Following a damning report from The Wall Street Journal which alleged Activision Blizzard CEO Bobby Kotick knew about sexual harassment happening in the company and worked to hide it, employees have staged a walkout and demanded the CEO resign.
‘We will not be silenced until Bobby Kotick has been replaced as CEO, and continue to hold our original demand for third-party review by an employee-chosen source,’ the ABK Workers Alliance announced on Twitter. ‘We are staging a Walkout today. We welcome you to join us.’
The ABK Workers Alliance have been a vocal advocacy group within the company, attempting to drive positive change in the wake of numerous allegations of harassment and mistreatment of women.
While these reports have been around for some time, it was fresh allegations against Kotick himself that sparked the new push for change. According to the Wall Street Journal, Kotick is alleged to have been a direct part of the ‘frat culture’ of Activison Blizzard.

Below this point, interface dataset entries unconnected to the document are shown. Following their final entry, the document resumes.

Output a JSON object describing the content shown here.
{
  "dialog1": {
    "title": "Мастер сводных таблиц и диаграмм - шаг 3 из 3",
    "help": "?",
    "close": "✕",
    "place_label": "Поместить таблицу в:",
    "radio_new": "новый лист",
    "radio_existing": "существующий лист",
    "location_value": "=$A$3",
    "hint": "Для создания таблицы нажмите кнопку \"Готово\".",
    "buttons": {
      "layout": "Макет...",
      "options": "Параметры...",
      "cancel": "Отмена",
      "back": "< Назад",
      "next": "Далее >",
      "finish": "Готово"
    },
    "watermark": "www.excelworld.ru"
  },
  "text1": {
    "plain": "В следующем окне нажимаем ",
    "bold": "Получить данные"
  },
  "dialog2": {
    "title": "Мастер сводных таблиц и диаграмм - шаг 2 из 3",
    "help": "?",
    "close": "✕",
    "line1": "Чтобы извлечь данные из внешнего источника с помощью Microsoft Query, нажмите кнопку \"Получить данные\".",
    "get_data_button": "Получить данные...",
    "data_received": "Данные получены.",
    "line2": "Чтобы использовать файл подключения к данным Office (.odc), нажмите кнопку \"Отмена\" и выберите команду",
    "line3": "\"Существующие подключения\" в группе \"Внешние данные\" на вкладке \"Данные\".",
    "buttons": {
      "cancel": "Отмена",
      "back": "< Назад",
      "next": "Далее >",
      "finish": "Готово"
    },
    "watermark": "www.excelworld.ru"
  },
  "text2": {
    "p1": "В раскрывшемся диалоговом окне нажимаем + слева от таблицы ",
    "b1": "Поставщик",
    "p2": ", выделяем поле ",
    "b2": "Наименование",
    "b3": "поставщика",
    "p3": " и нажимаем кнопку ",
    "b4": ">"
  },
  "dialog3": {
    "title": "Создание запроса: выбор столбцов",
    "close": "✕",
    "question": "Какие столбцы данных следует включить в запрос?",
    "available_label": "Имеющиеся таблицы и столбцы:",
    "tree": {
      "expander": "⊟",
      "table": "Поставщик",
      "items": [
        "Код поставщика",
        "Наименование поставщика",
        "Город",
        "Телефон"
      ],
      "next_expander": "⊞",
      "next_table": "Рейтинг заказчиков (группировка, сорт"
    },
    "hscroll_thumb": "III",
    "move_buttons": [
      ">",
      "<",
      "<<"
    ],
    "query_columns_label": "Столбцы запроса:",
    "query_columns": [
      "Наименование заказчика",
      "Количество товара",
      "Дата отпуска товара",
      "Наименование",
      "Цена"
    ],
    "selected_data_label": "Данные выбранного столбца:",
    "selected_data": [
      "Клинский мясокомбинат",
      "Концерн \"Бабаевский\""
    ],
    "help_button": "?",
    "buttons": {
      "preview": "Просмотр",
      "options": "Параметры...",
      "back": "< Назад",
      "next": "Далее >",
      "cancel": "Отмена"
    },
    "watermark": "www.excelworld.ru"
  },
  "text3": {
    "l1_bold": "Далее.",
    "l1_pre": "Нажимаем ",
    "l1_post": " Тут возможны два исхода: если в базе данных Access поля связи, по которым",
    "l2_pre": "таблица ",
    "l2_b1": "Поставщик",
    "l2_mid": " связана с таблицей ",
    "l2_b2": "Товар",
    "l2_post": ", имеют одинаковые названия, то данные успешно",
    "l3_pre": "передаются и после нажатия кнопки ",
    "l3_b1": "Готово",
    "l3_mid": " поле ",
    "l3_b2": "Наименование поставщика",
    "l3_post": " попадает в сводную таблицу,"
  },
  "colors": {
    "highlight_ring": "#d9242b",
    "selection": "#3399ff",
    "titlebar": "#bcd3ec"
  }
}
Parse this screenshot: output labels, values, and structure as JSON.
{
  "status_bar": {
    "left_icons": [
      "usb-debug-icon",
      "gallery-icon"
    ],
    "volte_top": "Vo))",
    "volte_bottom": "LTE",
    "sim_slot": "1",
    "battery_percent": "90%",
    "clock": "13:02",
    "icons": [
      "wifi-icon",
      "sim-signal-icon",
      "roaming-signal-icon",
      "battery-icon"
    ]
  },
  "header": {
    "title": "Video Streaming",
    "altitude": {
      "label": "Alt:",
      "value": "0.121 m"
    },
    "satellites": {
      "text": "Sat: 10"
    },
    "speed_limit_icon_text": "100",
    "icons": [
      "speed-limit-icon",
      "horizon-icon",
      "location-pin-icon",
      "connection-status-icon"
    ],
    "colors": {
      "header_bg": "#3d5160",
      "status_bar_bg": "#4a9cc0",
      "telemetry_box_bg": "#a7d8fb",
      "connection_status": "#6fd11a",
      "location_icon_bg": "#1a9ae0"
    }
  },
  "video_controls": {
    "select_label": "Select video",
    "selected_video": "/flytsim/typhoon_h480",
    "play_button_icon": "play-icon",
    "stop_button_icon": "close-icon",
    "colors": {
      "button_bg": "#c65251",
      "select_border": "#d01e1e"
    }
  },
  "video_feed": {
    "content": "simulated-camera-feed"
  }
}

The report detailed an alleged incident between Kotick and an assistant in 2006, in which the CEO is said to have sent voicemails claiming he would kill her. The matter was reportedly settled out of court, with Kotick expressing deep regret and apologies.
A similar incident reportedly took place in 2007, with Kotick being accused of firing a flight attendant on his private jet and threatening to ‘destroy’ her after she reported being sexually harassed. This incident was settled out of court.
The Wall Street Journal report also alleges further harassment within the company, with several previously-unknown cases coming to light. According to the WSJ, employee Javier Panameno was accused of raping and sexually assaulting women while at Activision Blizzard — but despite formal reports being filed, it’s alleged he was only fired when external lawyers became involved.
The incident was reportedly not shared with the company’s Board, with Kotick himself being accused of sweeping it under the rug. The U.S. Securities and Exchange Commission (SEC) is currently investigating this alleged misconduct.
Kotick also reportedly vetoed the firing of Dan Bunting, the former co-head of Treyarch, following allegations of sexual harassment after a night of drinking.
As for more recent incidents, the Wall Street Journal report also alleges the resignation of Activision Blizzard’s first female studio co-head, Jen Oneal, came about as she felt she was ‘tokenised, marginalised, and discriminated’ during her time with the company. According to reports, she was also paid less than her male counterpart, Mike Ybarra.
While Activision Blizzard has released a statement denying many of the claims made in the report, saying it is a ‘misleading view of Activision Blizzard and our CEO’, employees are still calling for change.
Recently, the company implement a new ‘zero tolerance’ policy for harassment, with Kotick pledging to cut his salary until real, lasting change could take effect. How this will come into play following fresh upheaval is currently unknown.